Like so many Aussie covers of British and American tracks from this period, Greg's version is considered by many to be superior to the Artwoods' version and Vernon Joyson justly describes it as "a superb beat number with a great guitar riff". This very rare track was anthologised on the LP Diggin' For Gold, Vol. 5 and more recently on the fantastic bootleg CD compilation Pretty Ugly. Greg's second Kommotion single, "I've Been Unfaithful", was backed by a cover of Smokey Robinson's "Mickey's Monkey". It was not successful and it would be another three years before he returned to the studio.
By 1970, Greg's music had taken a new direction and he had begun writing his own material. That year he was one of the Australian performers chosen to represent Australia at Expo '70 in Osaka. Later that year he scored his only national hit, the title track for the telemovie No Roses For Michael, one of the first local screen productions to address the rising problem of heroin addiction among young Australians.
"No Roses For Michael" (Festival, 1970), written by Greg and produced by Pat Aulton, gained a lot of airplay in late 1970 peaked at #21 at the end of October. It was followed by a self-titled album on Festival. Vernon Joyson (who clearly had little time for anything other than hard rock and psychedelia) was scathing in his assessment of the album:
" ... a soft and fluffy recording, sitting somewhere between easy listening and muzak and offering nothing for the rock purist. The songs are banal and predictable, the instrumentation mundane and Anderson's vocals and lyrics are at best commonplace, at their worst overwrought and pretentiously idealistic".
Greg recorded three more singles for Festival, one in 1971 and two in 1972, but evidently none of these made any impression on the charts. A curious feature of all three is that the A-side of his Dec. 1971 single, "It's Over", was evidently recycled as the B-side of both subsequent singles.

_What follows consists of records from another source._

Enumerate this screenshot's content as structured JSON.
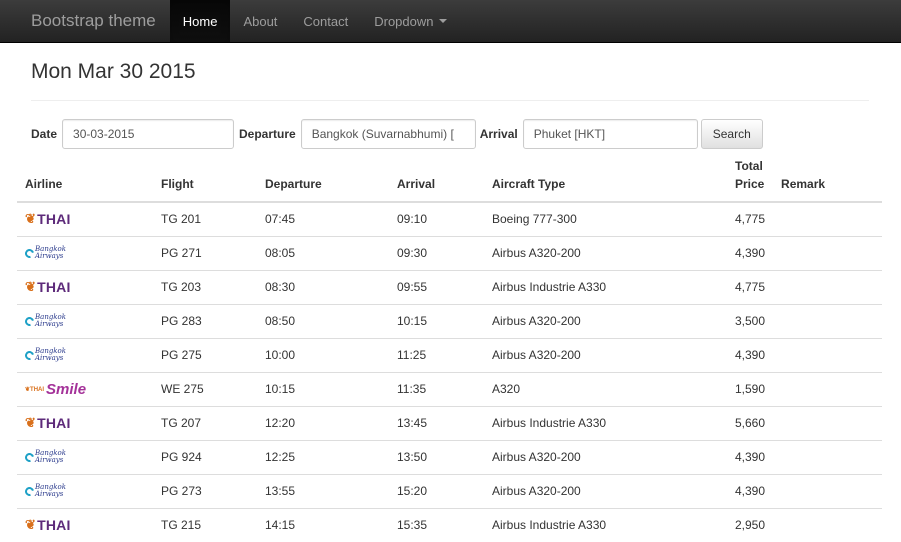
{
  "navbar": {
    "brand": "Bootstrap theme",
    "items": [
      {
        "label": "Home",
        "active": true
      },
      {
        "label": "About",
        "active": false
      },
      {
        "label": "Contact",
        "active": false
      },
      {
        "label": "Dropdown",
        "active": false
      }
    ]
  },
  "page": {
    "title": "Mon Mar 30 2015"
  },
  "search_form": {
    "date_label": "Date",
    "date_value": "30-03-2015",
    "departure_label": "Departure",
    "departure_value": "Bangkok (Suvarnabhumi) [",
    "arrival_label": "Arrival",
    "arrival_value": "Phuket [HKT]",
    "search_button": "Search"
  },
  "table": {
    "headers": {
      "airline": "Airline",
      "flight": "Flight",
      "departure": "Departure",
      "arrival": "Arrival",
      "aircraft": "Aircraft Type",
      "price_line1": "Total",
      "price_line2": "Price",
      "remark": "Remark"
    },
    "rows": [
      {
        "airline": "thai-logo",
        "logo_text": "THAI",
        "flight": "TG 201",
        "departure": "07:45",
        "arrival": "09:10",
        "aircraft": "Boeing 777-300",
        "price": "4,775",
        "remark": ""
      },
      {
        "airline": "bangkok-airways-logo",
        "logo_text": "Bangkok Airways",
        "flight": "PG 271",
        "departure": "08:05",
        "arrival": "09:30",
        "aircraft": "Airbus A320-200",
        "price": "4,390",
        "remark": ""
      },
      {
        "airline": "thai-logo",
        "logo_text": "THAI",
        "flight": "TG 203",
        "departure": "08:30",
        "arrival": "09:55",
        "aircraft": "Airbus Industrie A330",
        "price": "4,775",
        "remark": ""
      },
      {
        "airline": "bangkok-airways-logo",
        "logo_text": "Bangkok Airways",
        "flight": "PG 283",
        "departure": "08:50",
        "arrival": "10:15",
        "aircraft": "Airbus A320-200",
        "price": "3,500",
        "remark": ""
      },
      {
        "airline": "bangkok-airways-logo",
        "logo_text": "Bangkok Airways",
        "flight": "PG 275",
        "departure": "10:00",
        "arrival": "11:25",
        "aircraft": "Airbus A320-200",
        "price": "4,390",
        "remark": ""
      },
      {
        "airline": "thai-smile-logo",
        "logo_text": "Smile",
        "flight": "WE 275",
        "departure": "10:15",
        "arrival": "11:35",
        "aircraft": "A320",
        "price": "1,590",
        "remark": ""
      },
      {
        "airline": "thai-logo",
        "logo_text": "THAI",
        "flight": "TG 207",
        "departure": "12:20",
        "arrival": "13:45",
        "aircraft": "Airbus Industrie A330",
        "price": "5,660",
        "remark": ""
      },
      {
        "airline": "bangkok-airways-logo",
        "logo_text": "Bangkok Airways",
        "flight": "PG 924",
        "departure": "12:25",
        "arrival": "13:50",
        "aircraft": "Airbus A320-200",
        "price": "4,390",
        "remark": ""
      },
      {
        "airline": "bangkok-airways-logo",
        "logo_text": "Bangkok Airways",
        "flight": "PG 273",
        "departure": "13:55",
        "arrival": "15:20",
        "aircraft": "Airbus A320-200",
        "price": "4,390",
        "remark": ""
      },
      {
        "airline": "thai-logo",
        "logo_text": "THAI",
        "flight": "TG 215",
        "departure": "14:15",
        "arrival": "15:35",
        "aircraft": "Airbus Industrie A330",
        "price": "2,950",
        "remark": ""
      }
    ]
  }
}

Noel McGrath's Encyclopedia notes that Anderson made a second LP called Harlequin, released in December 1973, but this may be a misunderstanding -- Joyson's discography lists this as a reissue of Anderson's debut LP, issued on the budget label Harlequin.At 20, Greg married his childhood sweetheart Lynda Keane, who had been starring in Australia's longest running T.V. series Bellbird. They bought a property in Sydney, started their family and established a Quarter-horse stud. In 1975 Greg and Lynda established Gala Productions and from a modest single studio, the business grew to a 15,000 square feet, occupying a completely refurbished studio complex off Sydney's Broadway in 1990, which included audio and video recording facilities, theatrettes and management offices. Greg and Lynda also produced many successful televised and stage performances.
"I Feel Good" (Naomi Neville) / "When It's All Over"
"I've Been Unfaithful" / "Mickey's Monkey" (Robinson)
"No Roses For Michael" (Anderson) / "Ned Kelly" (Anderson)
(Go-Set #21) Produced by Pat Aulton
"Just Come Running To Me" / "Live For Life"
"It's Over" / "Shame"
"Somewhere Somewhere" / "It's Over"
"Thank Your Lucky Star" / "It's Over"
Greg Anderson (Festival L-25053) LP
References / Links
Greg Anderson official website
Encyclopedia of Australian Rock (Outback Press, 1978)
Australian Encyclopedia of Rock & Pop (Allen & Unwin, 1999)
Dreams, Fantasies & Nightmares: Australia (Borderline Books, 1999)
Track notes for Pretty Ugly CD (In!! CDCD-1002)
Go-Set Australian charts
Rate Your Music - Greg Anderson
Gala Artists - Greg Anderson
"The Artwoods meet Solomon Burke and Benny Spellman"
Wikipedia - The Artwoods